A City Girls guide to Japans summer paradise
沖縄 Discover the secrets
Feature writer Wendy Ng She spent 2 idyllic years in Okinawa as part of the JET Programme. Now back in Singapore, she writes about her second home to escape her city life. While she is an educator with extensive experiences teaching in Singapore, Japan and around the world on Peace Boat, she dreams of being a full-time traveller. Find out more about her escapades at whywendywrites.com
“Okinawa? Where is it?” That was the most common question I was asked by friends in Singapore when I moved there. Situated in the same latitude zone as Hawaii and the Bahamas, Okinaw a is Japan’s southernmost prefec ture. A dream getaway becaus e of its pristine beaches and subtropical climate, this place is best visited during summer as the skies and ocean are bluest.

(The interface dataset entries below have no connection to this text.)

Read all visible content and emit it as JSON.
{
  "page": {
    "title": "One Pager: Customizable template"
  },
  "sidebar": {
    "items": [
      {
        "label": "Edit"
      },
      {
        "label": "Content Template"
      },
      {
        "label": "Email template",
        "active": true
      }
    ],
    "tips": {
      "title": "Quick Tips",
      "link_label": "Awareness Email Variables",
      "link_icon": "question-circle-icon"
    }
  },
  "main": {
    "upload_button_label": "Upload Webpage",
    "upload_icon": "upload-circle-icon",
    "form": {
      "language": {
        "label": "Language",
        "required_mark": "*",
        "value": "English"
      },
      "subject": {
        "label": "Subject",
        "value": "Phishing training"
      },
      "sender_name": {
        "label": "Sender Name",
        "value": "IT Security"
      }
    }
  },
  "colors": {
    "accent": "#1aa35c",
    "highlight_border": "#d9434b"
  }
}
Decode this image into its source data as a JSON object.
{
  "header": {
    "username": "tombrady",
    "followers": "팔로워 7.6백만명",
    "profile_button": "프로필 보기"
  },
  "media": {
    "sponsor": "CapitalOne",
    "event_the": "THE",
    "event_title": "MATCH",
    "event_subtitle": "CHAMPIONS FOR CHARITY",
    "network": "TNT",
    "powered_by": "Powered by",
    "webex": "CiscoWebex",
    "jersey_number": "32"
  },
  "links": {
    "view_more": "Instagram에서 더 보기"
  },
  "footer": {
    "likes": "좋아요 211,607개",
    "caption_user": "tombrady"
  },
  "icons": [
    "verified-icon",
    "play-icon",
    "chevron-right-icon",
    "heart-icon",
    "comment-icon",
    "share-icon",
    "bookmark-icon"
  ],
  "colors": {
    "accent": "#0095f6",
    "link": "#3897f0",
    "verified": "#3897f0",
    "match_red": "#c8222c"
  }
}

Aside from its panoramic coastlines, the island’s unique culture distinguishes it from other popular summer destinations. To truly appreciate and understand Okinawa, we begin by learning its history. The former independent Ryukyu Kingdom traded frequently with China and neighbouring countries, and inﬂuences from these regions can be observed in many aspects of Okinawan life. In the 17th century, Okinawa was invaded by Satsuma (now Kagoshima) and forcefully annexed by Japan in 1879. After the war, it was ruled by the US until it was returned to Japan in 1972. Even now, majority of Japan’s American military bases are found on the island. Despite bearing the scars of its past, Okinawans embrace life with hope and vitality. They proudly identify themselves as uchinanchu (うちなーんちゅ) in their local dialect. The popular saying ‘nan kuru naisa (なんくるないさ)’ meaning ‘everything is going to be alright’ clearly reﬂects their positive attitude towards life. In terms of geographical size, Okinawa is larger than Singapore but has a population that is four times smaller. Living here has
taught me how to enjoy life at a much slower pace. The local practice of ‘Okinawa time’ is such that one should never be punctual for a casual drinking party. During these lively gatherings, the prefecture’s signature Orion beer and awamori (泡盛 , similar to Japanese sake but distilled from long grain Thai rice) are consumed heartily. Okinawa shares some similarities with Singapore especially in terms of Chinese cuisine and cultural practices. Their tomb sweeping ritual Shimi is similar to Qing Ming while the dragon boat festival hari (ハーリー) features traditional rituals and races to pray for bountiful harvest and safe passage for ﬁshermen. I believe it is important to interact with locals and immerse in their culture to get to know the place. During my two-year stay, I experienced the meaning of the well-known proverb ichariba choodee (いちゃりばちょー でー) which means ‘once we meet, we are brothers and sisters’. The kind and warm hospitality of Okinawans made me feel like a part of their family. This is one of the main reasons, apart from the blue ocean, why I still miss Okinawa so much!
Loving every single minute in Okinawa
Published on Jun 28, 2017
Published on Jun 28, 2017
① Okinawa with Wendy - A city girl’s guide to Japan’s summer paradise ② Ningyocho & Suitengu ③ Short trip from Tokyo Harbour - Head to the...